Parents also want Morgan and Gov. Patrick held accountable for jumping the gun by blaming their kids.
“He is little man hiding behind his media status and freedom of speech,” one athlete’s mother said, of Morgan.
“How can he make such ignorant and unfounded assumptions and broadcast them on national television? How is this ok?” questioned the woman who sent her son to stand beside Isaac Phillips. She asked to remain anonymous.
“When the boys were exonerated, did he call the suspect a coward on national TV?” asked Laura Howes, whose 16 year-old son plays on the team. “I think not. I think Mr. Morgan is the coward by not publicly apologizing to these boys.”
“Mr. Morgan is an ass,” said Jeanette Leinson, bluntly. “Why have we not been vindicated by the media who threw us into this chaos?”
Blue Knights parents blame Gov. Patrick as well. The Democrat called the incident as reported by the Phillips family “disgusting” and offered them his support.
“But I hope that all of the people of the immediate community and around the Commonwealth as well rally around this family and send them their support and remind them what I know to be true, which is that we are better than this,” said Patrick, whose comments reminded some of President Obama’s statements in the aftermath of the Trayvon Martin shooting. The President’s statement that Martin “could have been my son” came days before evidence emerged that Martin had attacked Zimmerman.
“Why can he not rally behind us?” asked Leinson, who was frustrated enough by Gov. Patrick’s remarks that she contacted his personal secretary. “If it was an election year would it make a difference?”
“The governor should have stayed the heck out of it until he had all the facts,” said a small business owner whose son was a Blue Knight senior. The man also asked to remain anonymous for fear that his business would be targeted for speaking out.

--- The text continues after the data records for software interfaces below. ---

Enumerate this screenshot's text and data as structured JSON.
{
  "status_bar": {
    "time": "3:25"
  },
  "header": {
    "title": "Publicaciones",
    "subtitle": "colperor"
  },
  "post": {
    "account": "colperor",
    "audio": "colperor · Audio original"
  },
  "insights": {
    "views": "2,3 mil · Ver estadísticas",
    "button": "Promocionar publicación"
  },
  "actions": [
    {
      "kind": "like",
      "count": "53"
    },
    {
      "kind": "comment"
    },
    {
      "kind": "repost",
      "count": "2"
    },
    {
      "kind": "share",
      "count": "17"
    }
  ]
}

But neither Patrick nor Piers Morgan have to circle back to revisit the story, even though they did not hesitate to weigh in on when it seemed to be in line with their political bent. Occupying their own powerful bully pulpits, both the pundit and the politician have the privilege of getting to weigh in on a story and then ignoring any developments that might undermine their initial stance.
A spokeswoman for Gov. Patrick told me that the governor would not be making any more comments on the case. A representative for Morgan waffled back-and-forth between saying that staff were conducting their own investigation on Brazier and Phillips to issuing a “no comment.”
But the parents wait and they worry about the long-term fallout from the false accusation.
Howes said that her son hopes to become a Marine. “He certainly doesn’t want the false allegations of a deranged woman to ruin his unblemished record.”
“Being accused of being a racist this day and age is awful,” said Howes who wonders if Knights football teams will be received kindly by other teams in the future.
The small business owner asked a similar question. “What’s going to happen when the team takes the field next year?”
Leinson also worried that the accusation would hinder the students’ collegiate hopes. “What if we are not vindicated nationwide and a college application is overlooked because of this incident?”
Lunenburg is a small town whose lone high school and football team is a central source of pride. It’s probably safe to say that these institutions and the kids and families at the center of them are less able to sustain accusations than people and schools in bigger cities. Or big TV talk show hosts and politicians. When you look at it like this and consider the new facts in the story, who seem like the bullies now – the Lunenburg Blue Knights or CNN, Piers Morgan, and Gov. Patrick?
Chuck Ross is a reporter for The Daily Caller News Foundation.